Beyond the glowing green and red lights, past the shimmering silvery tinsel, around the fragrant pine boughs, another Christmas lingers—a Christmas of contradictions.
This is a Christmas where carved foam soldiers guard Santa in the parking lot of a church just before a holiday parade. This is a Christmas where thousands of Santas run in an annual fundraising race, a sea of red hats and performance apparel. This is a Christmas where garages and homes are transformed into elaborate, festive wonderlands. This is a Christmas where Christian families re-enact the birth of Christ while at the same time, somewhere Santa plays pool in a bar. In short, a Christmas where more is more is more.
This Christmas is complex and at times, uncomfortable. It’s awkward and sometimes bleak. But it is also sincere and celebratory, colorful and creative.
This is the Christmas I capture in this first chapter of a photographic exploration of the biggest event on the American calendar. I grew up in a secular home and at times felt like a Christmas outsider, never connected to the holiday’s religious importance, or its more extreme cultural trappings. But in these photos, I become a Christmas insider, working to discover and reveal what holiday magic, or mania, compels so many to devote thousands of hours to hanging lights, to carving and painting figurines, to building miniature villages, to converting their homes, yards, garages and cars into monuments at the altar of merriness.

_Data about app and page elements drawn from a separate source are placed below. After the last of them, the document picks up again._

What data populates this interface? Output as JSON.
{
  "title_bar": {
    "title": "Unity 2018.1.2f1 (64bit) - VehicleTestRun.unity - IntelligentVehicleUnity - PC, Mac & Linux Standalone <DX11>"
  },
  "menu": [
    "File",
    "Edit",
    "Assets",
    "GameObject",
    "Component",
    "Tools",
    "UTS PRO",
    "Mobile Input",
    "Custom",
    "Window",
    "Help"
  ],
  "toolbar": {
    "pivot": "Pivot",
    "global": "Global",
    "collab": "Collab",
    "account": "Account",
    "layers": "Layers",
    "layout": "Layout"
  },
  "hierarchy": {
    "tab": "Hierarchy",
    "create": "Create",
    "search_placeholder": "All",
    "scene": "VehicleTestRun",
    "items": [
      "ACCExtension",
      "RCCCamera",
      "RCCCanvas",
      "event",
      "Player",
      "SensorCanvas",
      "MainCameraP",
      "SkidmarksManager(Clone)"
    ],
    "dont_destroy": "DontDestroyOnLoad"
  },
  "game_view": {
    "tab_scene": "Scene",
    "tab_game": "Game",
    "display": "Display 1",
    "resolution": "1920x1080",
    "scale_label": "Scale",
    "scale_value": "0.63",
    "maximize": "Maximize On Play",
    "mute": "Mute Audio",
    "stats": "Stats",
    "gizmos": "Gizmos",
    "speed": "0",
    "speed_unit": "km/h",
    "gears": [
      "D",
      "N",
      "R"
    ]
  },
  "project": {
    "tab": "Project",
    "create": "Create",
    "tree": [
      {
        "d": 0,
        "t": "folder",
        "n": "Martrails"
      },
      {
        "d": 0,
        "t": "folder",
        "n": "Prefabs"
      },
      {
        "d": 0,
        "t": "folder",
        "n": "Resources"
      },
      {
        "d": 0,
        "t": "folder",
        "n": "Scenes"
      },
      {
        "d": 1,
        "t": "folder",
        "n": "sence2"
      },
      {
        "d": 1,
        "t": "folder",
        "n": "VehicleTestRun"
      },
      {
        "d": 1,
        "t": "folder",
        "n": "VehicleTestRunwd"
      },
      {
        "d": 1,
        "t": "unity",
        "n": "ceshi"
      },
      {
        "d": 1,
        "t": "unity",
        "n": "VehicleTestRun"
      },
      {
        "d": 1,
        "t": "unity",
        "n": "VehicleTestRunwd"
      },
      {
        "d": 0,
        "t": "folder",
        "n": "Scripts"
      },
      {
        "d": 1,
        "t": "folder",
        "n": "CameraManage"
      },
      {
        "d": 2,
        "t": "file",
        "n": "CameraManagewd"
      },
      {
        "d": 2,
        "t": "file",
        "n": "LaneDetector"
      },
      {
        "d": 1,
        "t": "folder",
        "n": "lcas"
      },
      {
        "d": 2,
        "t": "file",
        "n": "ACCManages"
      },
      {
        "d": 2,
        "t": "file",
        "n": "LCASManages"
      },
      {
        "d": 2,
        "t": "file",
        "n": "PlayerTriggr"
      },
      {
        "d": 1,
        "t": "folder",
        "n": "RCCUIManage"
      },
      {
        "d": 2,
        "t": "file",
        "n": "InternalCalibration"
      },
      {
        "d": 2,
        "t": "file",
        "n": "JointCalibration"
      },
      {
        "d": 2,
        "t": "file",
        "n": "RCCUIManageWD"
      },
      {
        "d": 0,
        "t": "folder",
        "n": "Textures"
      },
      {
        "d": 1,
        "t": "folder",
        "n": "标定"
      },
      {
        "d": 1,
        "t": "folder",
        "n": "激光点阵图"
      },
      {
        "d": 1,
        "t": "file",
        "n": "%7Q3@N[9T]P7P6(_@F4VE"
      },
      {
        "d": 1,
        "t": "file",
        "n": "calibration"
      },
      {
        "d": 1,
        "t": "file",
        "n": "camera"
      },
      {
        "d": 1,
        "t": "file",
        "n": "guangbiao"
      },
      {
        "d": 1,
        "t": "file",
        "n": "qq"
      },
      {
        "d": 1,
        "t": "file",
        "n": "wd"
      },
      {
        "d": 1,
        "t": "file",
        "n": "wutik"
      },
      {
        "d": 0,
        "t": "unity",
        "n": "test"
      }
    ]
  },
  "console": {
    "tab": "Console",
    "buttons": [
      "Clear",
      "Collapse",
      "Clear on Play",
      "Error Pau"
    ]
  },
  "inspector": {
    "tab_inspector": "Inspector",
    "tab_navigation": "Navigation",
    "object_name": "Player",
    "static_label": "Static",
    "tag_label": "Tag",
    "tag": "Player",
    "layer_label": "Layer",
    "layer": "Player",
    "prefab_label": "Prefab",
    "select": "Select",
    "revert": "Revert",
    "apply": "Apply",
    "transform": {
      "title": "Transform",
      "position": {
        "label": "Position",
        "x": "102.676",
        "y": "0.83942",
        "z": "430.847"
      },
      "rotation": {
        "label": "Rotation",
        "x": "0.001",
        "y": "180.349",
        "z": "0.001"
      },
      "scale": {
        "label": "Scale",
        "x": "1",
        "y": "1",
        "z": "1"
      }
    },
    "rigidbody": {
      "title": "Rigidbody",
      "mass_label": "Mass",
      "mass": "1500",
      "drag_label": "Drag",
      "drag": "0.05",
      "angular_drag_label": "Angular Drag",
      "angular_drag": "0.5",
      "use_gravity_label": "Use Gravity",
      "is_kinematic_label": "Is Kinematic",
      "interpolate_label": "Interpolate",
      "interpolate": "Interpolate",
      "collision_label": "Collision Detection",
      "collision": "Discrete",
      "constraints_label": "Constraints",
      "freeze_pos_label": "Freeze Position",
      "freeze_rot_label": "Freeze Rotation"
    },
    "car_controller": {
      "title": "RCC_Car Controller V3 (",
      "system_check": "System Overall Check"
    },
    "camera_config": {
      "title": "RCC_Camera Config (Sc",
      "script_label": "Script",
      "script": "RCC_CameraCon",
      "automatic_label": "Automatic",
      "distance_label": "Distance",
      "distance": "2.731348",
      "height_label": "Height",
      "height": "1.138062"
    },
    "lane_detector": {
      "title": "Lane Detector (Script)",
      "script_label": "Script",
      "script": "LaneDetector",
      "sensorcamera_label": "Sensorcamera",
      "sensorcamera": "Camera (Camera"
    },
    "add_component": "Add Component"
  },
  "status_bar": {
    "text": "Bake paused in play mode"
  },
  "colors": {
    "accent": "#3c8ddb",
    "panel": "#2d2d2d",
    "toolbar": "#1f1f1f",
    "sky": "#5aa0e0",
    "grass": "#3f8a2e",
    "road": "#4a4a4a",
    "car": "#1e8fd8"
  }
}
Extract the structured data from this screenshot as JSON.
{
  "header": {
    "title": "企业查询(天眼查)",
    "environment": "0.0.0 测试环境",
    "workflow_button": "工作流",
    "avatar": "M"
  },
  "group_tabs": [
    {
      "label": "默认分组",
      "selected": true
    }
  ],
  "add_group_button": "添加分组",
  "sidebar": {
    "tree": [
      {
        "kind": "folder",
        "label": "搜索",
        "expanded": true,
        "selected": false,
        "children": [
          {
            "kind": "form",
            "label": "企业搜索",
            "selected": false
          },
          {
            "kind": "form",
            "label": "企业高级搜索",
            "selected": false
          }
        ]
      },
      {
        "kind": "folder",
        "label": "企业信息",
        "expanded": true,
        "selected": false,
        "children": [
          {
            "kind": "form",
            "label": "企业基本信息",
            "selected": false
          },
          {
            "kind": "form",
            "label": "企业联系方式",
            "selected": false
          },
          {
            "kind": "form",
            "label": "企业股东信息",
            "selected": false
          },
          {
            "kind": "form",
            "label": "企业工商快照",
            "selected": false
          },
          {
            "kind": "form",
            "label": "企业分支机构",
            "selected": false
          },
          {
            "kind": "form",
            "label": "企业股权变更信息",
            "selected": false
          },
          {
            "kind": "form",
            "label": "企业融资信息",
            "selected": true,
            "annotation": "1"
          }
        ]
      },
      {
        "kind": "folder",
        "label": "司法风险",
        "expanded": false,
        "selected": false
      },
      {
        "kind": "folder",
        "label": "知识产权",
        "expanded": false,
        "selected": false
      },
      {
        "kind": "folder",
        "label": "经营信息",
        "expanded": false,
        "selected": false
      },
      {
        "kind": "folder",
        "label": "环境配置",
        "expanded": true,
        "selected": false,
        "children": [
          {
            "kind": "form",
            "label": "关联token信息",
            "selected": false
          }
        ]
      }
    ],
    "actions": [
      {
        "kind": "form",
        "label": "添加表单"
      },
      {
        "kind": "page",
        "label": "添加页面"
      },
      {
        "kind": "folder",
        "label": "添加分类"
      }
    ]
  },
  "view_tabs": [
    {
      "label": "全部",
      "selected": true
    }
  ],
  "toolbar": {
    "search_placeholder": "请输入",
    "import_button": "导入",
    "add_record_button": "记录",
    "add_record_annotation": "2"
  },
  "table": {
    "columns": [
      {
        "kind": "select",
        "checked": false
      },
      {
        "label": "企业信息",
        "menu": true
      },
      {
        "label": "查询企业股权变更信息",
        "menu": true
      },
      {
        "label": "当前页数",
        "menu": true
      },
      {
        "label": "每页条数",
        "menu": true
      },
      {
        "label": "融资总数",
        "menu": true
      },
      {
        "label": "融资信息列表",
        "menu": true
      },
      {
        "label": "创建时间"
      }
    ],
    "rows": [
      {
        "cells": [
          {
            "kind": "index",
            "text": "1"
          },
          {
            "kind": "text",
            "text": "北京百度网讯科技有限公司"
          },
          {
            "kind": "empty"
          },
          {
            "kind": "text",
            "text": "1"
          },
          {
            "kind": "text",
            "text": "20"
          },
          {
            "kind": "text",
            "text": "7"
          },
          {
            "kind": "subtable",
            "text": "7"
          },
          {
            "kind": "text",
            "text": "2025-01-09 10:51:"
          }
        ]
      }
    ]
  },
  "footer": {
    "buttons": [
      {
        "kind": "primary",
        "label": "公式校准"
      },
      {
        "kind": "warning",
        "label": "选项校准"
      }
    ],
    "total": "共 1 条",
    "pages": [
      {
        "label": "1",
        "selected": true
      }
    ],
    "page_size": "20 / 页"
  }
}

Initially inspired by the absurdity of a five-story inflatable Santa who appeared to be guarding a tree lot, I have launched this survey of uniquely American Christmas traditions. “Christmas in America” is an unvarnished examination of the ways people mark the holiday’s meaning.